“So,” Gregory said, “the NSA after 9/11 was criticized for being too cautious, which is why we got these programs in the first place, isn’t that true, Senator Chambliss?”
Later, during a roundtable discussion, Gregory broke into a discussion to state categorically, “We are a country where we shouldn’t be comfortable with a 29-year-old disaffected contractor who is personally offended by a program and takes it upon himself to leak government secrets and compromise what the government in three branches thinks is important.”
There is little doubt that hosts like Gregory, Wallace and their ilk are reading questions and documents from memos provided by the White House and the national security apparatus.
But attempts by these “journalists” and their military and government guests to sway international public opinion against Edward Snowden are falling short.
Despite ubiquitous condemnations from the media and the entire political establishment, a Time magazine poll found that 54 percent of Americans believe that Snowden did a “good thing” by releasing information about the government surveillance plans, opposed to a mere 30 percent who said the information leak was a “bad thing.”
A poll conducted by British pollster Opinium/Observer found even wider support amongst the population of Great Britain.
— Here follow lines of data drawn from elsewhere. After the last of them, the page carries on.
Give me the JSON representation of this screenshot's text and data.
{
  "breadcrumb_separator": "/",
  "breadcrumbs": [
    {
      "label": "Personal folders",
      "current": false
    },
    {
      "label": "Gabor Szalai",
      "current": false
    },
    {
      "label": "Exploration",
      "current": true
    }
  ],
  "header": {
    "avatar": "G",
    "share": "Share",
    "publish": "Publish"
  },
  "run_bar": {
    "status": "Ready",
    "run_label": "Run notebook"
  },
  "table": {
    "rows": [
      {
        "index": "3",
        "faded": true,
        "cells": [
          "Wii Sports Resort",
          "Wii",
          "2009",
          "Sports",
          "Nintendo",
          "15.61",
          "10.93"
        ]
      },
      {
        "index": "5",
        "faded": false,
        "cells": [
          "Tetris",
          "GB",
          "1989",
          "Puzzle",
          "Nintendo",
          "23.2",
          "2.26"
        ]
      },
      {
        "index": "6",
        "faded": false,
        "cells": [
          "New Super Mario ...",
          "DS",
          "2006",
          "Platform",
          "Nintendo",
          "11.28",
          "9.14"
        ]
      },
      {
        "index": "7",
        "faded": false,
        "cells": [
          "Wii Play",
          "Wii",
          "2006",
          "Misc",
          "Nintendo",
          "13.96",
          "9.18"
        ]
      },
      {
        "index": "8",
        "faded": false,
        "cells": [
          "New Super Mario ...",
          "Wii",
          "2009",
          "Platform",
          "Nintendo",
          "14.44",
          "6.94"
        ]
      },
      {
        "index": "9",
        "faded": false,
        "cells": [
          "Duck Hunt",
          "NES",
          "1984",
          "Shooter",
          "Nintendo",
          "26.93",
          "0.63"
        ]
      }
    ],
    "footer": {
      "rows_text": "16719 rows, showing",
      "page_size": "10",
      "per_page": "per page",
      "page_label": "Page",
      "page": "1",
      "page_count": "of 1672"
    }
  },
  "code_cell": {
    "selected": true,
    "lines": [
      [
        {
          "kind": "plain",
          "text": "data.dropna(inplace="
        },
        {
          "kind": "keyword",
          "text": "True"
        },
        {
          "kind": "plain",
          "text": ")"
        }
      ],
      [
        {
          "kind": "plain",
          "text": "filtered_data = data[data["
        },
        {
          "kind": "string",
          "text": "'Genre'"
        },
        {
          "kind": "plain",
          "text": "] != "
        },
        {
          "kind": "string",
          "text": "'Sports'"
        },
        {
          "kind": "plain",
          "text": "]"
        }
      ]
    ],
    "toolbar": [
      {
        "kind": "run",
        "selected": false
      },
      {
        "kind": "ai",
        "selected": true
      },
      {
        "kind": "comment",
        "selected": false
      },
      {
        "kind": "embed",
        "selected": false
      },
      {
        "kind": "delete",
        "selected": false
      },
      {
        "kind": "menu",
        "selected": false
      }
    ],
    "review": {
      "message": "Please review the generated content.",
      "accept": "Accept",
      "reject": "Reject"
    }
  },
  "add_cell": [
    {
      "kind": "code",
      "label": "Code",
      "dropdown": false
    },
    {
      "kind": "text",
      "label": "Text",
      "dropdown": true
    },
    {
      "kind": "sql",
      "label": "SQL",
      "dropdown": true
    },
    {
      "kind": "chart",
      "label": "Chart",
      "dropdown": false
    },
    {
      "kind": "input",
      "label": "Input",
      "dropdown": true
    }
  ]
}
Forty-three percent of Britons believed that Snowden is “brave and should be heard, not prosecuted.” Only 23 percent disagreed.
Support for Snowden is strongest in Hong Kong. Nearly 50 percent of respondents to a South China Morning Post poll said they oppose or strongly oppose Snowden’s extradition to the United States, with approximately one in six saying they support extradition.
Of additional significance were comments made Sunday morning by author and New York Times columnist James Risen on “Meet the Press.” His comments denote the true purpose behind the Obama administration’s domestic surveillance programs.
“You’ve created something that never existed in American history before, and that is a surveillance state,” Risen said. “The infrastructure, basically using software technology and data mining and eavesdropping, very sophisticated technology, to create an infrastructure that a police state would love, and that is what really should concern Americans, because we haven’t had a full national debate about the creation of a massive surveillance state and surveillance infrastructure, that if we had some radical change in our politics, could lead to a police state ” (emphasis added).
The comment was passed over by program host Gregory and the other roundtable guests, but its meaning is clear: the ruling class is preparing the foundations of a police state in anticipation of widespread opposition to the attack on the living conditions of the working class.
The target of the PRISM, telephone metadata and other unknown surveillance programs is not Al Qaeda, which will soon begin receiving weapons from the CIA in Syria. Rather, the principal objects of surveillance are workers and youth, whose hostility to imperialist wars and social counterrevolution makes them a threat to the privileges of the ruling class.